Ben spoke of how Al Roker on the Today Show used to mention couples who were celebrating landmark anniversaries. “I’d hear him say 50, 60 years,” he said. “It may as well have been 100. I never thought we’d get here.”
They celebrated their anniversary last October with a party at La Maison Blanche, with the entire family in attendance, including their son, daughters, five granddaughters and two great-grandchildren, a girl and a boy.
This still very romantic duo will celebrate Valentine’s Day in Florida at a pool party and then see a play.
“We’re both still active,” Ben said. “We play golf together. We’re still independent.
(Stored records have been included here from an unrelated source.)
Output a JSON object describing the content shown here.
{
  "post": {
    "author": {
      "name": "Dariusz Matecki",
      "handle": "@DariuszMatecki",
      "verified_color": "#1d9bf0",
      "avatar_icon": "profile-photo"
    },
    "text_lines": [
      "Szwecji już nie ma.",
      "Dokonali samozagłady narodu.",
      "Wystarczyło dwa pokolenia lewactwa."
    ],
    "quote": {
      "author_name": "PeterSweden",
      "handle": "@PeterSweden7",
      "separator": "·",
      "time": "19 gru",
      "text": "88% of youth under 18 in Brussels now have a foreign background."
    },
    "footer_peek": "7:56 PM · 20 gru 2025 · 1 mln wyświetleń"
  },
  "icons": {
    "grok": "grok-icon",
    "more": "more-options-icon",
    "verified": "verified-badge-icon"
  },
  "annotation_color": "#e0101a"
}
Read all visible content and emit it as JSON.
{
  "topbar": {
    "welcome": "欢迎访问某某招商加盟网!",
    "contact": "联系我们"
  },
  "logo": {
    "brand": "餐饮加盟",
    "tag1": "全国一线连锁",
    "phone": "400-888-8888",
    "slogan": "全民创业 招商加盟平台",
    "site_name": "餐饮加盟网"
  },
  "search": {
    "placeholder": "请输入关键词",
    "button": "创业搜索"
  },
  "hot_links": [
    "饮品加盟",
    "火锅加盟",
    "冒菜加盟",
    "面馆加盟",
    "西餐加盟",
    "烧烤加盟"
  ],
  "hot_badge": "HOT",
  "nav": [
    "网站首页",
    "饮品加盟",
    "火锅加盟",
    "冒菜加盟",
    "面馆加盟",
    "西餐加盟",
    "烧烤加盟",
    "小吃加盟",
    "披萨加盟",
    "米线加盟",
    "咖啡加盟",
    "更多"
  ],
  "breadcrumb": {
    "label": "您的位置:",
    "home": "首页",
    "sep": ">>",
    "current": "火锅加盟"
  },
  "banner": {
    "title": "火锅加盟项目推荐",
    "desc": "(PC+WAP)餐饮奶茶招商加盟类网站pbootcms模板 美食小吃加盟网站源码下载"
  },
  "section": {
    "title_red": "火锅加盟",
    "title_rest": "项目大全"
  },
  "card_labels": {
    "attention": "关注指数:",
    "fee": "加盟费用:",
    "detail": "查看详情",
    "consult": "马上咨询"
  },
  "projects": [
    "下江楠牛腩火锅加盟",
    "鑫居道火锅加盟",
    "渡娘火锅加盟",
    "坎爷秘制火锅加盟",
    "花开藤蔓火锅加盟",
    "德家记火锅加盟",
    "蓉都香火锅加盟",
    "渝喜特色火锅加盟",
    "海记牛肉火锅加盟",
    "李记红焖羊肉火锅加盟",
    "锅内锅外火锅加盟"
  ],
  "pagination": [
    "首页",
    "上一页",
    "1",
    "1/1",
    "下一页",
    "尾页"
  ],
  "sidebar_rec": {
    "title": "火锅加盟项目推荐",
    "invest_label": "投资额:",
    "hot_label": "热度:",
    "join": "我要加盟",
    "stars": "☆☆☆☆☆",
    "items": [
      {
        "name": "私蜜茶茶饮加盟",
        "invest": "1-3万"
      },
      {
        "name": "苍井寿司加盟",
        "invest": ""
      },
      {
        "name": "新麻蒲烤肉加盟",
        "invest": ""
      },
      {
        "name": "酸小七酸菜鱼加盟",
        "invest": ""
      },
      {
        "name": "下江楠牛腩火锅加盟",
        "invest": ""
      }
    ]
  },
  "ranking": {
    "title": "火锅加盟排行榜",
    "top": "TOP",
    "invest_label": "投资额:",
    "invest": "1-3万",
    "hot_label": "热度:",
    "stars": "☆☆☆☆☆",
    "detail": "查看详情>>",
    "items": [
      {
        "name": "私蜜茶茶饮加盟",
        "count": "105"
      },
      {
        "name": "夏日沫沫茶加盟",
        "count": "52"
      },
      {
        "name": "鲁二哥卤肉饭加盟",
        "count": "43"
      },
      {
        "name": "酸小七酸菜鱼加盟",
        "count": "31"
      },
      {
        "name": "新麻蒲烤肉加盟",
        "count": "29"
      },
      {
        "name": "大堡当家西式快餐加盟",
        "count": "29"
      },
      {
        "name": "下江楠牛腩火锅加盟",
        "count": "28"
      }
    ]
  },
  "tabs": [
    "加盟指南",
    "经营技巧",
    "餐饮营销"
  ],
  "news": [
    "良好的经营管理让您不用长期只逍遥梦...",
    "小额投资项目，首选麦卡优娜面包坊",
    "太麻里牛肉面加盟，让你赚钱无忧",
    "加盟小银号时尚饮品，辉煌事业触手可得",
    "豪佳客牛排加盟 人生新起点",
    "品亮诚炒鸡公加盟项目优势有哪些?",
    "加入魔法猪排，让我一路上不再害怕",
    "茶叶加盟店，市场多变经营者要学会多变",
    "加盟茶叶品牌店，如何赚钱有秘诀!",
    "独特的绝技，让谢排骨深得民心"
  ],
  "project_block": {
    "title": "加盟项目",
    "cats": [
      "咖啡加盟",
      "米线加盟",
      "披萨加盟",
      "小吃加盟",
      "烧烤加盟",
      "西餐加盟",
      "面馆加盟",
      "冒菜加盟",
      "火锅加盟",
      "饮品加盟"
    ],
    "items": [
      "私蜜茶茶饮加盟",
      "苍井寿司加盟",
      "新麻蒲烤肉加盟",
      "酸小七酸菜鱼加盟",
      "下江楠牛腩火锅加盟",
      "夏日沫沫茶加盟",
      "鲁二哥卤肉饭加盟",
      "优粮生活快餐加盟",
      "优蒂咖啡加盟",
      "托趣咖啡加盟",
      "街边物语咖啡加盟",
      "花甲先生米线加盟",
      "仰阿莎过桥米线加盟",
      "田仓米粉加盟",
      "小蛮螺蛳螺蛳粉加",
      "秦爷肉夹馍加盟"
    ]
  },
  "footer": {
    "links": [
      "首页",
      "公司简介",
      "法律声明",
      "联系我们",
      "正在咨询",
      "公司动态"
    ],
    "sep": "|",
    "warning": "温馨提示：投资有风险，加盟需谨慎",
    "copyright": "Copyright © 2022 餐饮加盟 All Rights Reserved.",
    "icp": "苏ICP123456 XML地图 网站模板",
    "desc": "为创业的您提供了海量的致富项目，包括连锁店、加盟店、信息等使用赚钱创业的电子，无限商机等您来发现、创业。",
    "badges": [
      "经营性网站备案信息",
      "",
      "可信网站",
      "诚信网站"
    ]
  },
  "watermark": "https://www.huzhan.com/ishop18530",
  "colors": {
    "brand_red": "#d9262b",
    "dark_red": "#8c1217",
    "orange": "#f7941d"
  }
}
We’ve been lucky beyond belief.” A example of the fun in their marriage came when Betty was asked about the first present Ben gave her. “Oh my goodness, that was a long time ago, I can’t remember,” she answered, then asked Ben.
“A kiss,” he said.
Another memorable gift he gave her was “a gold necklace with a diamond in the center that I have worn almost every day since. It’s not ostentatious, something I feel comfortable wearing every day and I’ve received so many compliments on it.”
The best gift Betty gave him turns out not to be a material thing at all. Ben described how his business took him away for many nights and weekends, keeping him away from family.
Even now, his work on the ambulance can sometimes interfere with family life. “It was up to her to hold it together,” Ben said about his bride. “Her understanding and patience is a huge gift.”